*** (out of 5)
November 7, 2008
Seann William Scott as WHEELER
Paul Rudd as DANNY DONAHUE
Christopher Mintz-Plasse as AUGIE FARKS
Bobb’e J. Thompson as RONNIE SHIELDS
Elizabeth Banks as BETH
Jane Lynch as GAYLE SWEENY
Directed by: David Wain
BY KEVIN CARR
Listen to Kevin’s radio review…
It seems that almost every film that comes out that falls in the realm of the sex comedy genre gets labeled under the Apatow banner… even if Judd Apatow and company had nothing to do with it. Certainly, the guy has redefined the modern sex comedy, with movies like “Knocked Up” and “Superbad” becoming the “Porky’s” and “Revenge of the Nerds” of today. But Judd Apatow is not responsible for every funny movie in the theaters today.
Take, for example, “Role Models.” The first thing you’ll notice is that it stars some folks famous for Apatow movies, like Paul Rudd and Christopher Mintz-Plasse (who is McLovin from “Superbad,” for those who don’t read the cast lists). However, Apatow had nothing to do with this film.
The folks responsible for this film are Rudd and his director David Wain, who first came on the large-scale comedy scene with the MTV sketch show “The State” in the early 1990s. Other members of the state went on to found “Reno: 911!,” so they are in good company.
“Role Models” tells the story of two thirtysomething slackers named Wheeler (Sean William Scott) and Danny (Paul Rudd) who get into a scrape with the law.
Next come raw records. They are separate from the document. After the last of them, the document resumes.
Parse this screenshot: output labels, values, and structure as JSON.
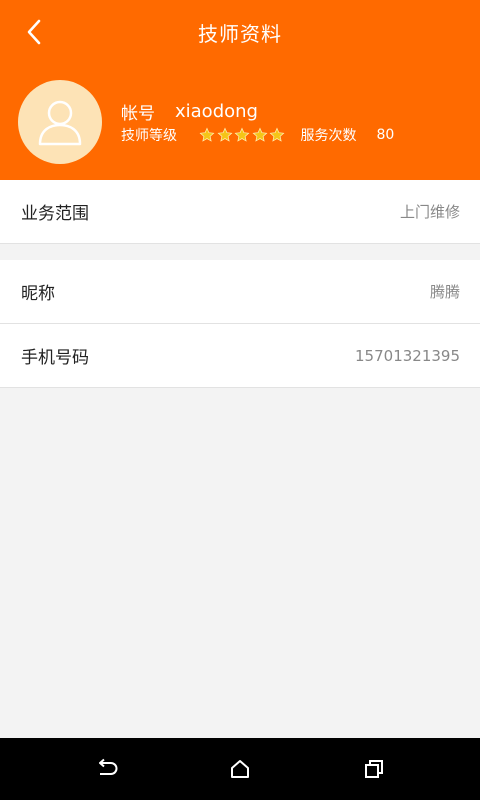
{
  "header": {
    "title": "技师资料",
    "account_label": "帐号",
    "account_value": "xiaodong",
    "level_label": "技师等级",
    "stars": 5,
    "service_label": "服务次数",
    "service_value": "80"
  },
  "rows": [
    {
      "label": "业务范围",
      "value": "上门维修"
    },
    {
      "label": "昵称",
      "value": "腾腾"
    },
    {
      "label": "手机号码",
      "value": "15701321395"
    }
  ],
  "colors": {
    "accent": "#ff6a00",
    "avatar_bg": "#fde3b6",
    "star": "#f5c518"
  },
  "icons": {
    "back": "back-chevron-icon",
    "avatar": "user-avatar-icon",
    "nav_back": "nav-back-icon",
    "nav_home": "nav-home-icon",
    "nav_recent": "nav-recent-apps-icon"
  }
}
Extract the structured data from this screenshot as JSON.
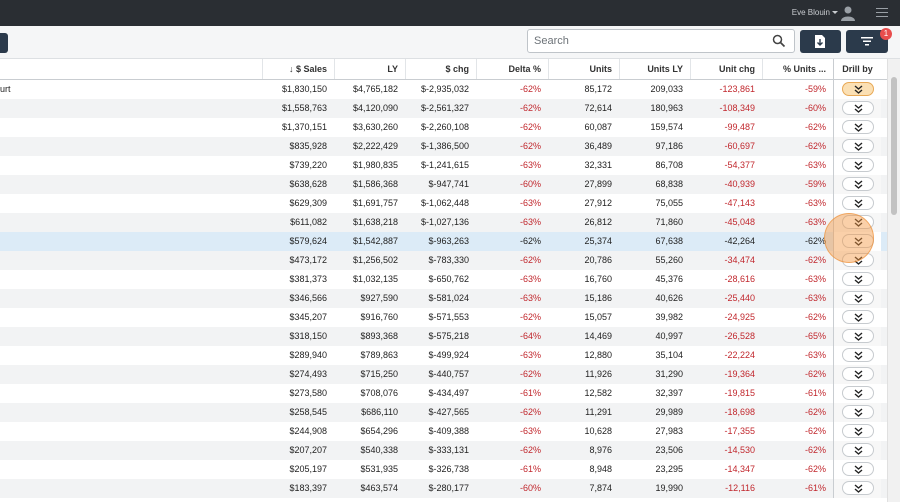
{
  "header": {
    "user_name": "Eve Blouin"
  },
  "toolbar": {
    "search_placeholder": "Search",
    "filter_badge": "1"
  },
  "columns": {
    "sales": "↓ $ Sales",
    "ly": "LY",
    "chg": "$ chg",
    "delta": "Delta %",
    "units": "Units",
    "units_ly": "Units LY",
    "unit_chg": "Unit chg",
    "pct_units": "% Units ...",
    "drill": "Drill by"
  },
  "rows": [
    {
      "name": "urt",
      "sales": "$1,830,150",
      "ly": "$4,765,182",
      "chg": "$-2,935,032",
      "delta": "-62%",
      "units": "85,172",
      "units_ly": "209,033",
      "unit_chg": "-123,861",
      "pct": "-59%"
    },
    {
      "name": "",
      "sales": "$1,558,763",
      "ly": "$4,120,090",
      "chg": "$-2,561,327",
      "delta": "-62%",
      "units": "72,614",
      "units_ly": "180,963",
      "unit_chg": "-108,349",
      "pct": "-60%"
    },
    {
      "name": "",
      "sales": "$1,370,151",
      "ly": "$3,630,260",
      "chg": "$-2,260,108",
      "delta": "-62%",
      "units": "60,087",
      "units_ly": "159,574",
      "unit_chg": "-99,487",
      "pct": "-62%"
    },
    {
      "name": "",
      "sales": "$835,928",
      "ly": "$2,222,429",
      "chg": "$-1,386,500",
      "delta": "-62%",
      "units": "36,489",
      "units_ly": "97,186",
      "unit_chg": "-60,697",
      "pct": "-62%"
    },
    {
      "name": "",
      "sales": "$739,220",
      "ly": "$1,980,835",
      "chg": "$-1,241,615",
      "delta": "-63%",
      "units": "32,331",
      "units_ly": "86,708",
      "unit_chg": "-54,377",
      "pct": "-63%"
    },
    {
      "name": "",
      "sales": "$638,628",
      "ly": "$1,586,368",
      "chg": "$-947,741",
      "delta": "-60%",
      "units": "27,899",
      "units_ly": "68,838",
      "unit_chg": "-40,939",
      "pct": "-59%"
    },
    {
      "name": "",
      "sales": "$629,309",
      "ly": "$1,691,757",
      "chg": "$-1,062,448",
      "delta": "-63%",
      "units": "27,912",
      "units_ly": "75,055",
      "unit_chg": "-47,143",
      "pct": "-63%"
    },
    {
      "name": "",
      "sales": "$611,082",
      "ly": "$1,638,218",
      "chg": "$-1,027,136",
      "delta": "-63%",
      "units": "26,812",
      "units_ly": "71,860",
      "unit_chg": "-45,048",
      "pct": "-63%"
    },
    {
      "name": "",
      "sales": "$579,624",
      "ly": "$1,542,887",
      "chg": "$-963,263",
      "delta": "-62%",
      "units": "25,374",
      "units_ly": "67,638",
      "unit_chg": "-42,264",
      "pct": "-62%"
    },
    {
      "name": "",
      "sales": "$473,172",
      "ly": "$1,256,502",
      "chg": "$-783,330",
      "delta": "-62%",
      "units": "20,786",
      "units_ly": "55,260",
      "unit_chg": "-34,474",
      "pct": "-62%"
    },
    {
      "name": "",
      "sales": "$381,373",
      "ly": "$1,032,135",
      "chg": "$-650,762",
      "delta": "-63%",
      "units": "16,760",
      "units_ly": "45,376",
      "unit_chg": "-28,616",
      "pct": "-63%"
    },
    {
      "name": "",
      "sales": "$346,566",
      "ly": "$927,590",
      "chg": "$-581,024",
      "delta": "-63%",
      "units": "15,186",
      "units_ly": "40,626",
      "unit_chg": "-25,440",
      "pct": "-63%"
    },
    {
      "name": "",
      "sales": "$345,207",
      "ly": "$916,760",
      "chg": "$-571,553",
      "delta": "-62%",
      "units": "15,057",
      "units_ly": "39,982",
      "unit_chg": "-24,925",
      "pct": "-62%"
    },
    {
      "name": "",
      "sales": "$318,150",
      "ly": "$893,368",
      "chg": "$-575,218",
      "delta": "-64%",
      "units": "14,469",
      "units_ly": "40,997",
      "unit_chg": "-26,528",
      "pct": "-65%"
    },
    {
      "name": "",
      "sales": "$289,940",
      "ly": "$789,863",
      "chg": "$-499,924",
      "delta": "-63%",
      "units": "12,880",
      "units_ly": "35,104",
      "unit_chg": "-22,224",
      "pct": "-63%"
    },
    {
      "name": "",
      "sales": "$274,493",
      "ly": "$715,250",
      "chg": "$-440,757",
      "delta": "-62%",
      "units": "11,926",
      "units_ly": "31,290",
      "unit_chg": "-19,364",
      "pct": "-62%"
    },
    {
      "name": "",
      "sales": "$273,580",
      "ly": "$708,076",
      "chg": "$-434,497",
      "delta": "-61%",
      "units": "12,582",
      "units_ly": "32,397",
      "unit_chg": "-19,815",
      "pct": "-61%"
    },
    {
      "name": "",
      "sales": "$258,545",
      "ly": "$686,110",
      "chg": "$-427,565",
      "delta": "-62%",
      "units": "11,291",
      "units_ly": "29,989",
      "unit_chg": "-18,698",
      "pct": "-62%"
    },
    {
      "name": "",
      "sales": "$244,908",
      "ly": "$654,296",
      "chg": "$-409,388",
      "delta": "-63%",
      "units": "10,628",
      "units_ly": "27,983",
      "unit_chg": "-17,355",
      "pct": "-62%"
    },
    {
      "name": "",
      "sales": "$207,207",
      "ly": "$540,338",
      "chg": "$-333,131",
      "delta": "-62%",
      "units": "8,976",
      "units_ly": "23,506",
      "unit_chg": "-14,530",
      "pct": "-62%"
    },
    {
      "name": "",
      "sales": "$205,197",
      "ly": "$531,935",
      "chg": "$-326,738",
      "delta": "-61%",
      "units": "8,948",
      "units_ly": "23,295",
      "unit_chg": "-14,347",
      "pct": "-62%"
    },
    {
      "name": "",
      "sales": "$183,397",
      "ly": "$463,574",
      "chg": "$-280,177",
      "delta": "-60%",
      "units": "7,874",
      "units_ly": "19,990",
      "unit_chg": "-12,116",
      "pct": "-61%"
    }
  ],
  "highlight_row": 8,
  "active_drill_row": 0,
  "colors": {
    "negative": "#c1272d",
    "dark_button": "#2b3a4b",
    "badge": "#e84d4d",
    "highlight_row": "#dcebf7"
  },
  "icons": {
    "search": "search-icon",
    "export": "export-file-icon",
    "filter": "filter-icon",
    "drill": "double-chevron-down-icon",
    "avatar": "user-avatar-icon",
    "menu": "menu-icon"
  }
}
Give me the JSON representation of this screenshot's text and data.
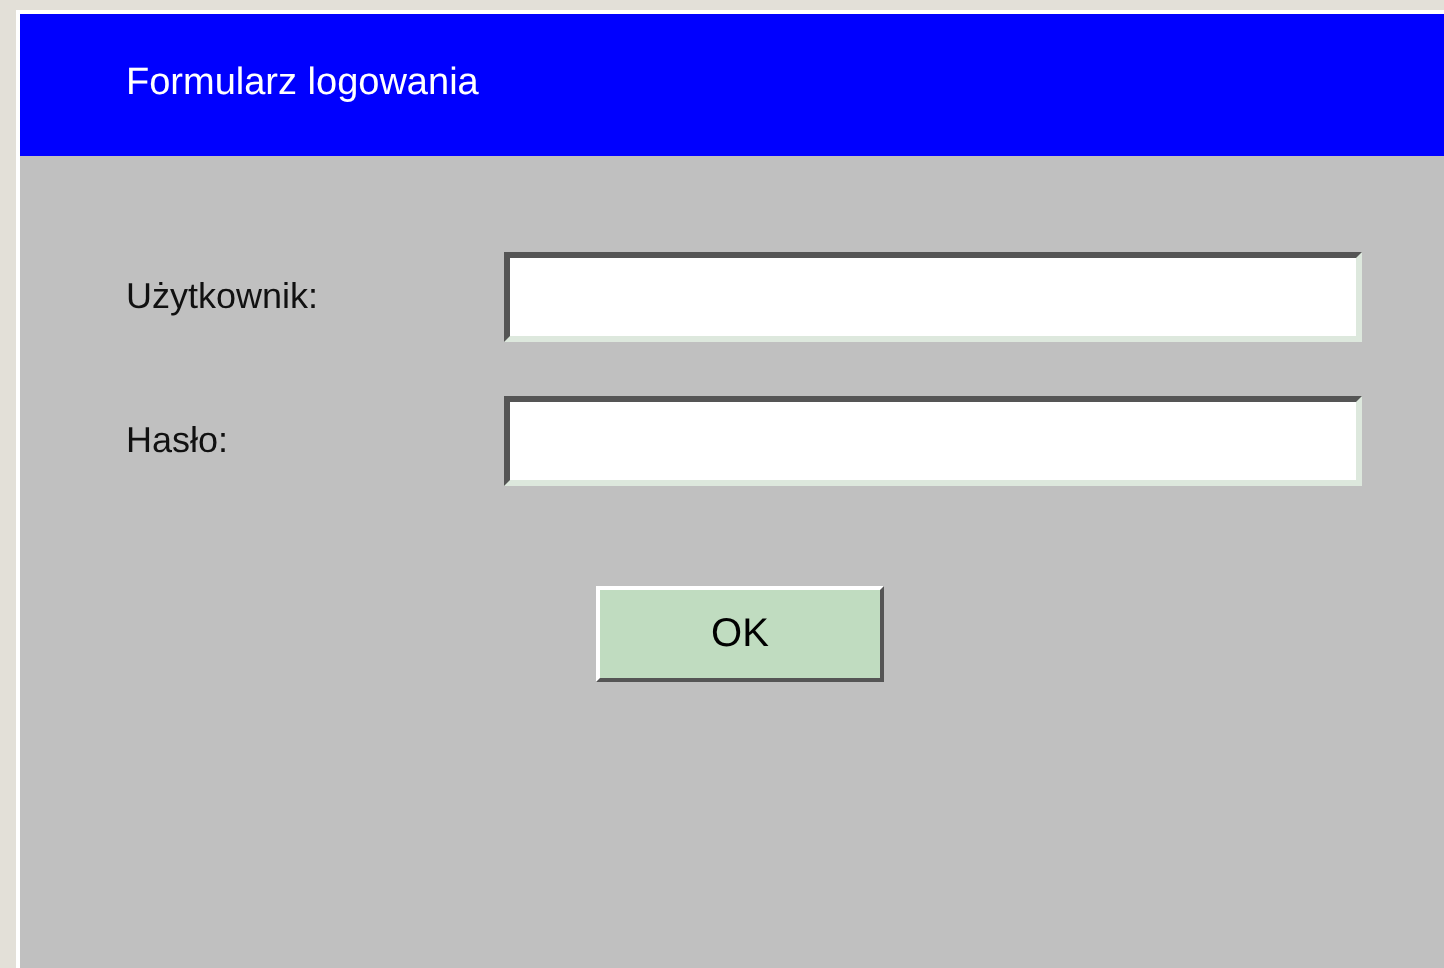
{
  "window": {
    "title": "Formularz logowania"
  },
  "fields": [
    {
      "label": "Użytkownik:"
    },
    {
      "label": "Hasło:"
    }
  ],
  "buttons": [
    "OK"
  ]
}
To avoid jail time, they agree to do community service and get hitched with Sturdy Wings, a mentoring program similar to Big Brothers/Big Sisters.
Wheeler and Danny are given two very difficult kids – one a dorky high schooler who wants to live in a fantasy world, and the other a foul-mouthed kid with abandonment issues. Over the course of their mentorships, Danny and Wheeler start to bond with the kids and want to become a better part of their lives.
Yeah, I know the story actually sounds pretty cheesy, but it’s not that bad at all. In fact, when it comes to R-rated comedies, this one doesn’t pull its punches, especially in the beginning. The movie isn’t exactly a sex comedy like “Sex Drive,” which rolled into theaters a few weeks ago. However, there’s some nudity and plenty of sexual references to make you laugh if you like that sort of thing.
Instead, the movie has some heart – in fact, too much at times, which bogs it down a bit. It means well and manages to not preach much at all. To make another Judd Apatow reference, “Role Models” is what “Drillbit Taylor” should have been if it had gone for an R rating instead of the safe PG-13.
The cast is brilliant in this movie, and they are what carries the film. Both Seann William Scott and Paul Rudd are entirely in their element, playing versions of characters we’ve seen before. However, the real impressive performances come from Mintz-Plasse in his full McLovin glory and Bobb’e J. Thompson who can swear up a verbal storm that would make Anna-Nicole Smith blush from beyond the grave.
Jane Lynch, who plays the reformed drug addict in charge of Sturdy Wings, also steals the show with her off-kilter character. It’s a shame that Lynch doesn’t get more notice by audiences today. She’s added so much to many films over the year – from “Best in Show” to “The 40-Year-Old Virgin.” I’ve seen few of her films that don’t make me laugh.
The only cast member who doesn’t hit it out of the park is Elizabeth Banks, who just phones in her performance as Danny’s ex-girlfriend. Banks has been given a lot of screen time over the past few months (with “W.,” then “Zack and Miri Make a Porno,” both currently in theaters). However, she hasn’t managed a real stand-out performance yet.
The only other problem I had with “Role Models” is that it revels so much in its own geekiness that the charm actually gets in the way of the movie. There’s a pretty significant subplot with McLovin being involved in a LARP (Live Action Role Playing game), in which participants dress up in battle gear and fight with foam swords. These things are entirely real, and I’ve known some pretty involved LARPers in my life. However, I’m not sure if the filmmakers are poking fun at this hobby or giving it some props from the editing room.
In the end, the LARP storyline becomes tedious, and the film overstays its welcome after the climax. However, the unapologetic raunchy attitude and clever crassness saves the movie from its own self-inflicted wounds.